The performance of Chile's clubs in South America's Champions League equivalent has been very disappointing in recent times but Pizzi's Catolica were one of the very few to buck the trend, reaching the quarterfinals in 2011 and coming agonisingly close to reaching the semifinals, too. More than anything else, it is that Libertadores campaign that has put him in the frame for the national team job.
His Universidad Catolica side mainly used a 4-2-3-1 formation, with a target man centre-forward (Lucas Pratto) up top. Pizzi used a similar scheme in a successful spell in Argentina with San Lorenzo, again with a target man up front. This, though, is a different way to the one in which Chile have been playing, with lithe, more mobile attackers such as Alexis Sanchez and Eduardo Vargas. It will be very interesting to see how Pizzi adapts to the resources available to him.
This summer's Copa Centenario in the U.S. gives him a useful opportunity to spend time with his players and work out the best way to go forward. But it also gives him a dilemma.

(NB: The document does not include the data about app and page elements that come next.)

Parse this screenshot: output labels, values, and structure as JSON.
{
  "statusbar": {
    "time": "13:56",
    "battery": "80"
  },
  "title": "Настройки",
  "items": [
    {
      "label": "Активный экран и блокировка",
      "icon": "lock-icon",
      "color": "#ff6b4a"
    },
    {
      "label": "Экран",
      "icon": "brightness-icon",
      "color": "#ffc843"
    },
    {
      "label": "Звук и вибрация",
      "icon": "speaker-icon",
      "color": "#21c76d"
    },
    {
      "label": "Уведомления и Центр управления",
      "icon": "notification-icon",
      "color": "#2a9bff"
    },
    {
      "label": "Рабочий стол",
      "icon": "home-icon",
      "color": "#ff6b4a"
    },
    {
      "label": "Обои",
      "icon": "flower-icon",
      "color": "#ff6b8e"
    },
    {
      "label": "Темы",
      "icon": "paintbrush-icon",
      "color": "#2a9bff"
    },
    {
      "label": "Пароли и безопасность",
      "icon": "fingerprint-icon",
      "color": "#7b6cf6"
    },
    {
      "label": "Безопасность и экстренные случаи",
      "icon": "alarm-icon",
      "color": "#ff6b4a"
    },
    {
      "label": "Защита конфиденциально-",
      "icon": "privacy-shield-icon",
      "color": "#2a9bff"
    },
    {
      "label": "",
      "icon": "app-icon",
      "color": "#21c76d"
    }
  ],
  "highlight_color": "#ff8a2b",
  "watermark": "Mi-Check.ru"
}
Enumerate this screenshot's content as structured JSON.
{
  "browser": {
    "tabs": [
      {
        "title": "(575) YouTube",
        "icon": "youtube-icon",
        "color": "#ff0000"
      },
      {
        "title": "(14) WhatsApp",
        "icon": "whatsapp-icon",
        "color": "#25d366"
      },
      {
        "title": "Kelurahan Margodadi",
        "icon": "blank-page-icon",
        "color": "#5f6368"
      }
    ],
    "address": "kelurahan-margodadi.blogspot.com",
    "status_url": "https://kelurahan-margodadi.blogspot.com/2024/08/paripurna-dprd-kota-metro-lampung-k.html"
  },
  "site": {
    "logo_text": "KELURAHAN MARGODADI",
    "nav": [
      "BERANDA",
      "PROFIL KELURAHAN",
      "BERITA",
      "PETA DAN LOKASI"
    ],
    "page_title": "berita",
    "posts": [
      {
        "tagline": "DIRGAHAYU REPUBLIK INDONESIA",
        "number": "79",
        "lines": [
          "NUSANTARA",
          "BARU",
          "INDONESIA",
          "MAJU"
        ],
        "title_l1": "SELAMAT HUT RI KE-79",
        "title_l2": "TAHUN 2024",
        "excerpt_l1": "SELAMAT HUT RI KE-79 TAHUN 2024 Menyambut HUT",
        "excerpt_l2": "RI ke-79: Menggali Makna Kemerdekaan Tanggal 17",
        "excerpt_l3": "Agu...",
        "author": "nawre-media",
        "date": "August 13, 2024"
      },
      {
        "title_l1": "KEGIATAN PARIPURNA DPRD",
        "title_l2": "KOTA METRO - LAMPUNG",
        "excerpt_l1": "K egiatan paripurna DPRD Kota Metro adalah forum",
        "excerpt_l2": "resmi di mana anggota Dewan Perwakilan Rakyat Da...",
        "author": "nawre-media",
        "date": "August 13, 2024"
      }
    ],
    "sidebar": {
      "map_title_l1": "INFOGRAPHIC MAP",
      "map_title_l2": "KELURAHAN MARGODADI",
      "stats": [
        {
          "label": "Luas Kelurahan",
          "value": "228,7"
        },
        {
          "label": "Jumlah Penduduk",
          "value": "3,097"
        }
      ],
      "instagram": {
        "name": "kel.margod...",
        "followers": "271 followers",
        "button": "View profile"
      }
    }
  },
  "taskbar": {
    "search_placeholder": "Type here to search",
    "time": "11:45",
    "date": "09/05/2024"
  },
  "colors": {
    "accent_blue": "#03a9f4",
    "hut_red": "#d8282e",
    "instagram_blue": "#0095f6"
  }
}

Chile played the World Cup in 2014 and the Copa America last year. Now they have the Copa Centenario in 2016, the Confederations Cup following in 2017 and, if all goes well, the World Cup in Russia a year after that. Would it really be wise to subject an ageing group of players to five successive summers without a complete break? The risks of burn-out are obvious, especially bearing a mind a game plan that has always put such importance on physical intensity.
Pizzi, then, has a decision to take. But there are no doubts that he will want a full-strength for his first competitive game in charge, at home to Argentina in late March for the fifth round of World Cup qualification. It is a replay of last year's Copa America final and it pits Pizzi against the land of his birth -- an ideal start for the man who lost a kidney but who has shown plenty of heart.
Tim Vickery covers South American football for ESPN FC.